■ WORK INSTRUCTION ■
Return all entries verbatim; skip any pictures.

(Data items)
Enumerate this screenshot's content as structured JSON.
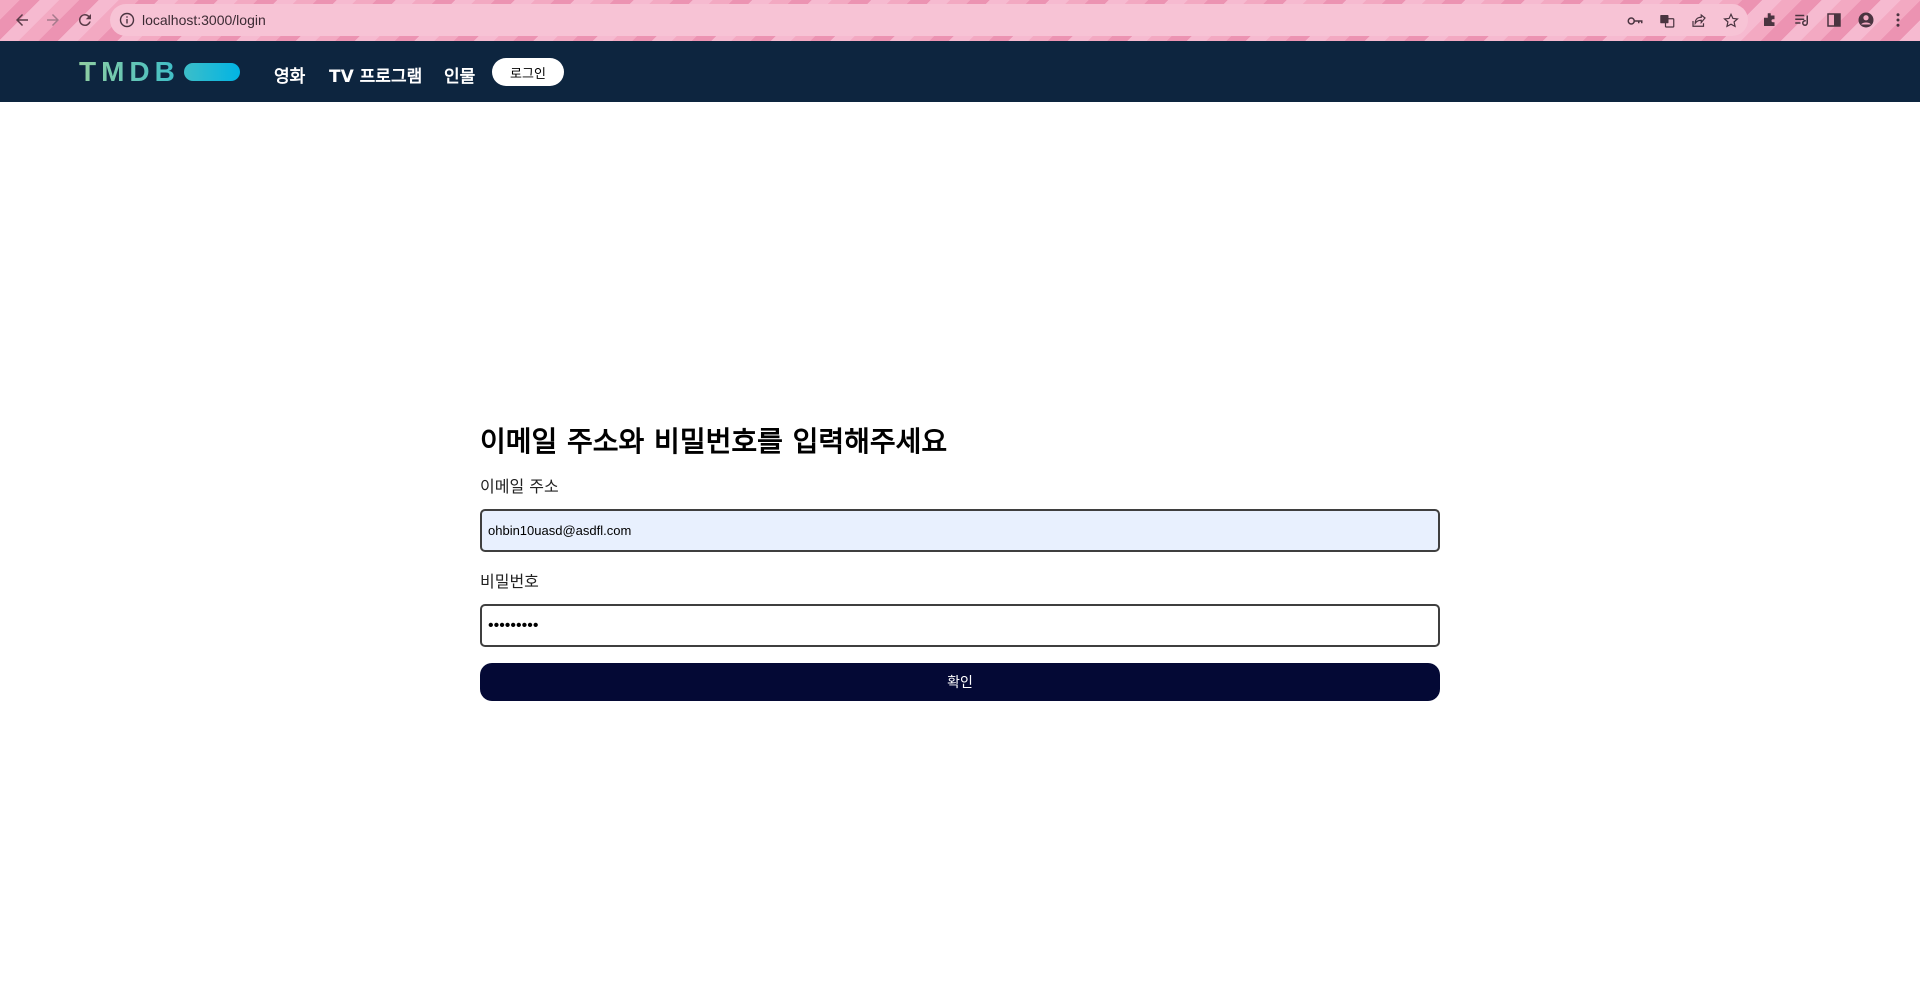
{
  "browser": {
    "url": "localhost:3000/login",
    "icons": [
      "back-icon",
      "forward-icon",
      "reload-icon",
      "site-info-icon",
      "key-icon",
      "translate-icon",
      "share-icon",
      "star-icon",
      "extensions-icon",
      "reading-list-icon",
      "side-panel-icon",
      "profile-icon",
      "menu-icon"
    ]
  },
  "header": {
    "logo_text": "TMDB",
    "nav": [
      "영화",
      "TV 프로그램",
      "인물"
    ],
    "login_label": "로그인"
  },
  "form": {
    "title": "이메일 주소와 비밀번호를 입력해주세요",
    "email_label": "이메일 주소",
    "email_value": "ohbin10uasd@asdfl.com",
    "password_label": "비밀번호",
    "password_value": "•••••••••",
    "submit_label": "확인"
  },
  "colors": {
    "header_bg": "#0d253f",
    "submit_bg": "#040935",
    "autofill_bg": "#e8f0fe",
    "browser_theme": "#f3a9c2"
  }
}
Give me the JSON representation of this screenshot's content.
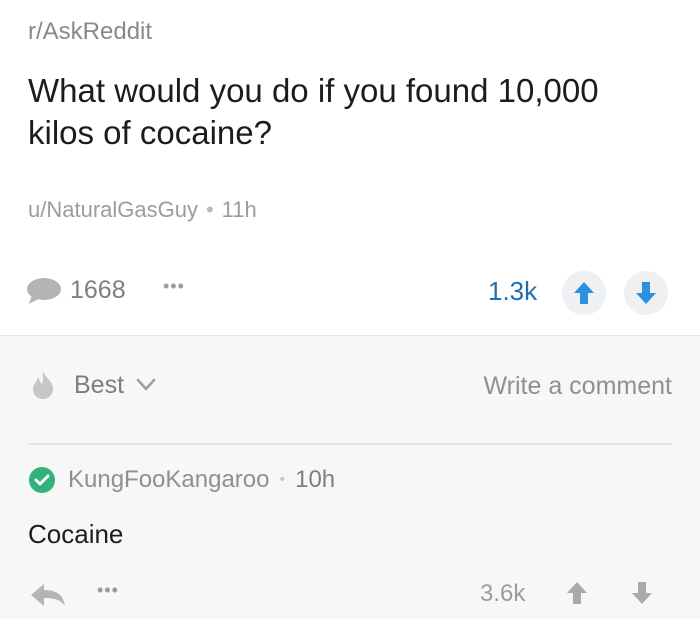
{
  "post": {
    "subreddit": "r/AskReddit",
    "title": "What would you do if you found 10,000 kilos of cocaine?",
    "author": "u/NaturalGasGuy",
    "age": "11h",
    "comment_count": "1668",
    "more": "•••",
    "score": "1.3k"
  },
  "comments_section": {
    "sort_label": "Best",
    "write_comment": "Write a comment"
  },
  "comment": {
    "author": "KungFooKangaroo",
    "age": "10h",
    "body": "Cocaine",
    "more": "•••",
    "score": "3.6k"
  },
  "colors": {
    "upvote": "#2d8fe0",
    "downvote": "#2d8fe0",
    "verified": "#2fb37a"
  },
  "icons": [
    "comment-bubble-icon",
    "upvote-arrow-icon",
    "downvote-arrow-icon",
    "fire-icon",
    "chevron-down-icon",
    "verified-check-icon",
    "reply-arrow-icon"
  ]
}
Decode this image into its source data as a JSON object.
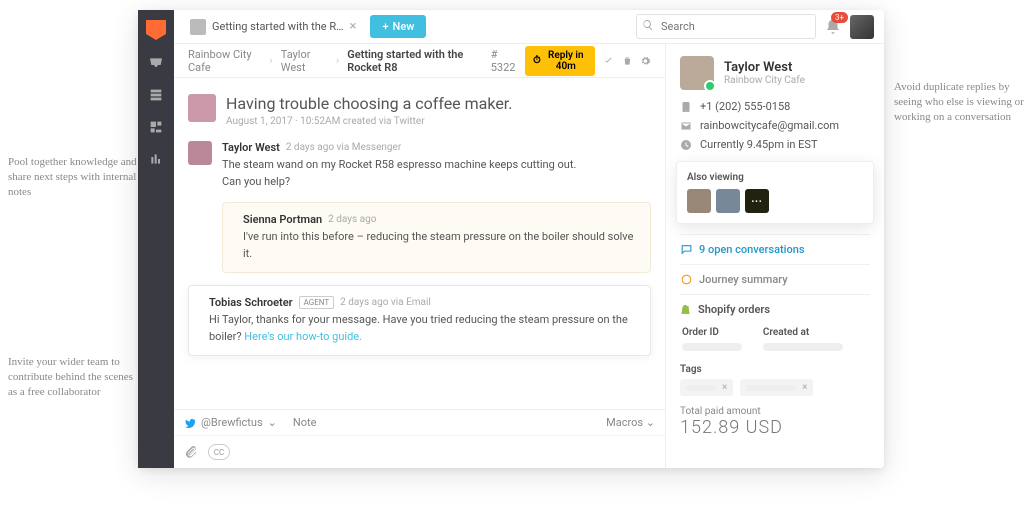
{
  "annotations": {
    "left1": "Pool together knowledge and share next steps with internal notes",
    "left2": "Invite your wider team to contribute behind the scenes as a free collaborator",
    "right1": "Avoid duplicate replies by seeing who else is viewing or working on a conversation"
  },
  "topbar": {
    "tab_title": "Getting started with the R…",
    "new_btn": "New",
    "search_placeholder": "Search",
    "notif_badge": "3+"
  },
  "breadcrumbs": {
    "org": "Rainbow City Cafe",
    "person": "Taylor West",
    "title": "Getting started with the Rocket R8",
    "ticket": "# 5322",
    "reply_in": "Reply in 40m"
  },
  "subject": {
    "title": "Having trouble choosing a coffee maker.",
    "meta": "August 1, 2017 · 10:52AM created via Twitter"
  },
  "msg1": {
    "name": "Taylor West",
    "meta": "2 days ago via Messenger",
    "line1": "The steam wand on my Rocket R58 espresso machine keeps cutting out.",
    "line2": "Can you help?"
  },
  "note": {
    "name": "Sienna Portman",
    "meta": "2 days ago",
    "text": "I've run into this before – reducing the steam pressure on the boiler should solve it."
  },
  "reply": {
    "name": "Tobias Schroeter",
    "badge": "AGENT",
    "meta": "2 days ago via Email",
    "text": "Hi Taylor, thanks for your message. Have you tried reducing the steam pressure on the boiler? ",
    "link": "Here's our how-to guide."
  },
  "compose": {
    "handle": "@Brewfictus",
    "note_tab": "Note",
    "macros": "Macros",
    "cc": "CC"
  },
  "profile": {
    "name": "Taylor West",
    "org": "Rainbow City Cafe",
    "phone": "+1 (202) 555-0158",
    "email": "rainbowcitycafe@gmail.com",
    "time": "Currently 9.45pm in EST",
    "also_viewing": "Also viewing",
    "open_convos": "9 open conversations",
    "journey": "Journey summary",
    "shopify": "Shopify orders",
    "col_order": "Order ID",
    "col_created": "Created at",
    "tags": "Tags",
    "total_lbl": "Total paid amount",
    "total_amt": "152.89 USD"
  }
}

■ THE COMPLETED TASK ■
Enumerate this screenshot's content as structured JSON.
{
  "browser": {
    "url": "localhost:3000/login",
    "icons": [
      "back-icon",
      "forward-icon",
      "reload-icon",
      "site-info-icon",
      "key-icon",
      "translate-icon",
      "share-icon",
      "star-icon",
      "extensions-icon",
      "reading-list-icon",
      "side-panel-icon",
      "profile-icon",
      "menu-icon"
    ]
  },
  "header": {
    "logo_text": "TMDB",
    "nav": [
      "영화",
      "TV 프로그램",
      "인물"
    ],
    "login_label": "로그인"
  },
  "form": {
    "title": "이메일 주소와 비밀번호를 입력해주세요",
    "email_label": "이메일 주소",
    "email_value": "ohbin10uasd@asdfl.com",
    "password_label": "비밀번호",
    "password_value": "•••••••••",
    "submit_label": "확인"
  },
  "colors": {
    "header_bg": "#0d253f",
    "submit_bg": "#040935",
    "autofill_bg": "#e8f0fe",
    "browser_theme": "#f3a9c2"
  }
}
Give me the JSON representation of this screenshot's content.
{
  "post": {
    "subreddit": "r/AskReddit",
    "title": "What would you do if you found 10,000 kilos of cocaine?",
    "author": "u/NaturalGasGuy",
    "age": "11h",
    "comment_count": "1668",
    "more": "•••",
    "score": "1.3k"
  },
  "comments_section": {
    "sort_label": "Best",
    "write_comment": "Write a comment"
  },
  "comment": {
    "author": "KungFooKangaroo",
    "age": "10h",
    "body": "Cocaine",
    "more": "•••",
    "score": "3.6k"
  },
  "colors": {
    "upvote": "#2d8fe0",
    "downvote": "#2d8fe0",
    "verified": "#2fb37a"
  },
  "icons": [
    "comment-bubble-icon",
    "upvote-arrow-icon",
    "downvote-arrow-icon",
    "fire-icon",
    "chevron-down-icon",
    "verified-check-icon",
    "reply-arrow-icon"
  ]
}
Decode this image into its source data as a JSON object.
{
  "annotations": {
    "left1": "Pool together knowledge and share next steps with internal notes",
    "left2": "Invite your wider team to contribute behind the scenes as a free collaborator",
    "right1": "Avoid duplicate replies by seeing who else is viewing or working on a conversation"
  },
  "topbar": {
    "tab_title": "Getting started with the R…",
    "new_btn": "New",
    "search_placeholder": "Search",
    "notif_badge": "3+"
  },
  "breadcrumbs": {
    "org": "Rainbow City Cafe",
    "person": "Taylor West",
    "title": "Getting started with the Rocket R8",
    "ticket": "# 5322",
    "reply_in": "Reply in 40m"
  },
  "subject": {
    "title": "Having trouble choosing a coffee maker.",
    "meta": "August 1, 2017 · 10:52AM created via Twitter"
  },
  "msg1": {
    "name": "Taylor West",
    "meta": "2 days ago via Messenger",
    "line1": "The steam wand on my Rocket R58 espresso machine keeps cutting out.",
    "line2": "Can you help?"
  },
  "note": {
    "name": "Sienna Portman",
    "meta": "2 days ago",
    "text": "I've run into this before – reducing the steam pressure on the boiler should solve it."
  },
  "reply": {
    "name": "Tobias Schroeter",
    "badge": "AGENT",
    "meta": "2 days ago via Email",
    "text": "Hi Taylor, thanks for your message. Have you tried reducing the steam pressure on the boiler? ",
    "link": "Here's our how-to guide."
  },
  "compose": {
    "handle": "@Brewfictus",
    "note_tab": "Note",
    "macros": "Macros",
    "cc": "CC"
  },
  "profile": {
    "name": "Taylor West",
    "org": "Rainbow City Cafe",
    "phone": "+1 (202) 555-0158",
    "email": "rainbowcitycafe@gmail.com",
    "time": "Currently 9.45pm in EST",
    "also_viewing": "Also viewing",
    "open_convos": "9 open conversations",
    "journey": "Journey summary",
    "shopify": "Shopify orders",
    "col_order": "Order ID",
    "col_created": "Created at",
    "tags": "Tags",
    "total_lbl": "Total paid amount",
    "total_amt": "152.89 USD"
  }
}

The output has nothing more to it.